When it comes to change and growth, it’s easy to understand that it is a process without perfect progress. Just like the stock market, things go up and things go down, but the overall trajectory is upward. The same is true for relationship change. Most people would agree that change in relationship is going to take time and involves ups and downs. And, the longer the history of what you’re changing, the more ups and downs there will be on the way to doing something different.  In couples therapy, Orange County couples I see often say, “We’re back at square one.”  It’s usually when there is a downturn in the relationship progress and they are feeling hopeless.  Now, I understand the discouragement when relationships slip back into old patterns. But, saying that things are “back to square one” isn’t really fair, or even accurate. All the change and growth that had been going on is still real and did happen. All is not lost. This is where I think we can all take a lesson from Grover, the fuzzy blue puppet from Sesame Street.

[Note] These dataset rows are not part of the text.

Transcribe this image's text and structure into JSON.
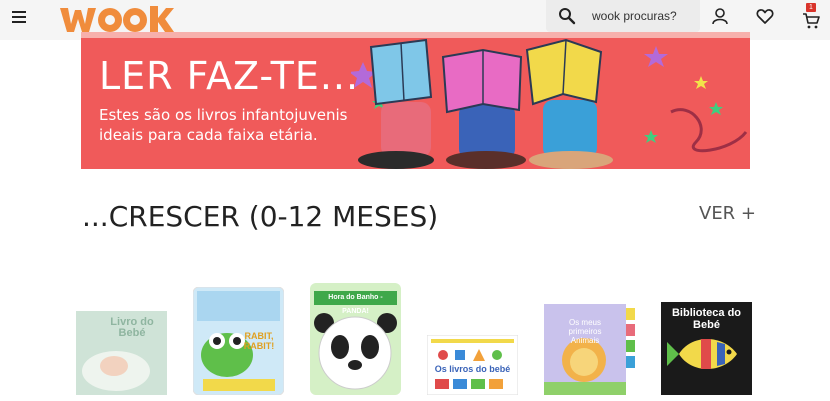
{
  "header": {
    "logo_text": "WOOK",
    "search_placeholder": "wook procuras?",
    "cart_count": "1",
    "icons": [
      "menu-icon",
      "search-icon",
      "user-icon",
      "heart-icon",
      "cart-icon"
    ]
  },
  "banner": {
    "title": "LER FAZ-TE...",
    "subtitle_line1": "Estes são os livros infantojuvenis",
    "subtitle_line2": "ideais para cada faixa etária.",
    "background_color": "#f05a5a"
  },
  "section": {
    "title": "...CRESCER (0-12 MESES)",
    "see_more_label": "VER +"
  },
  "books": [
    {
      "cover_text": "Livro do Bebé"
    },
    {
      "cover_text": "RABIT, RABIT!"
    },
    {
      "cover_text": "Hora do Banho - PANDA!"
    },
    {
      "cover_text": "Os livros do bebé"
    },
    {
      "cover_text": "Os meus primeiros Animais"
    },
    {
      "cover_text": "Biblioteca do Bebé"
    }
  ],
  "colors": {
    "brand_orange": "#f08c3c",
    "badge_red": "#d9342b"
  }
}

In one skit, Grover is teaching children the difference between “near” and “far.” He moves close to the camera and says, “This is near,” then runs to the back of the stage, and in a long, loud voice yells “This is Faaaaar.” I think that’s more accurate for describing the back and forth that happens in relationships, particularly when they are changing. Sometimes they are near and connected, and other times they are far and less connected. But, they are still visible on the relational “stage” even when they are far away. Just as Grover doesn’t disappear when he goes “far,” your partner, the progress they have made and the relationship are not lost when they are far away.

Now this all seems simple to say when things are going well and you are feeling secure and connected. But, when things have taken a downturn and the relationship becomes far apart, old fears and beliefs are triggered. Then, it’s very difficult to say what you would like: to be near. Outside of the triggering moment, it seems obvious that you’re going to get a better result if you say to your partner, “I feel distant and would like to get near again and connect.” That’s probably going to get a better result than saying, “You always pull away in our relationship and never want to spend time with me!” Both statements are recognizing the distance in the relationship, but the first version is saying what is wanted; to be near. The second statement is defensive and fear driven, and pushes the other person away. The desire to be near is hidden under the hurt-driven accusations and statements because it may feel in that moment that your partner isn’t even visible on the relationship “stage.” Those are the kind of “back at square one” statements that make reconnection so difficult.

Having the kind of courage to speak your desire for closeness takes practice and repetition. Just like Grover patiently repeats “near” and “far” over and over again to teach this new concept (with laughable results), it’s going to take practice and effort to learn how to speak the feelings of “near” and “far” in relationships without fearfully discounting all progress with a “back to square one” type statement.  This is where couples counseling with an Orange County psychologist can help contain the reactivity and keep the focus on reality:  that all is not lost and connecting again is possible.  When I work with couples, I find what often helps is when the couple can put into language the ways in which they are triggered, and ask for what they really want.  Staying silent about your need for closeness and connection is not neutral and, over time will actually drive a wedge and increase the isolation in a couple.

So the next time you’re feeling distant and “back at square one” in your relationship, take a lesson from our fuzzy blue friend, Grover, and tell the other person you are feeling “Faaaaaar” and would like to feel “near.”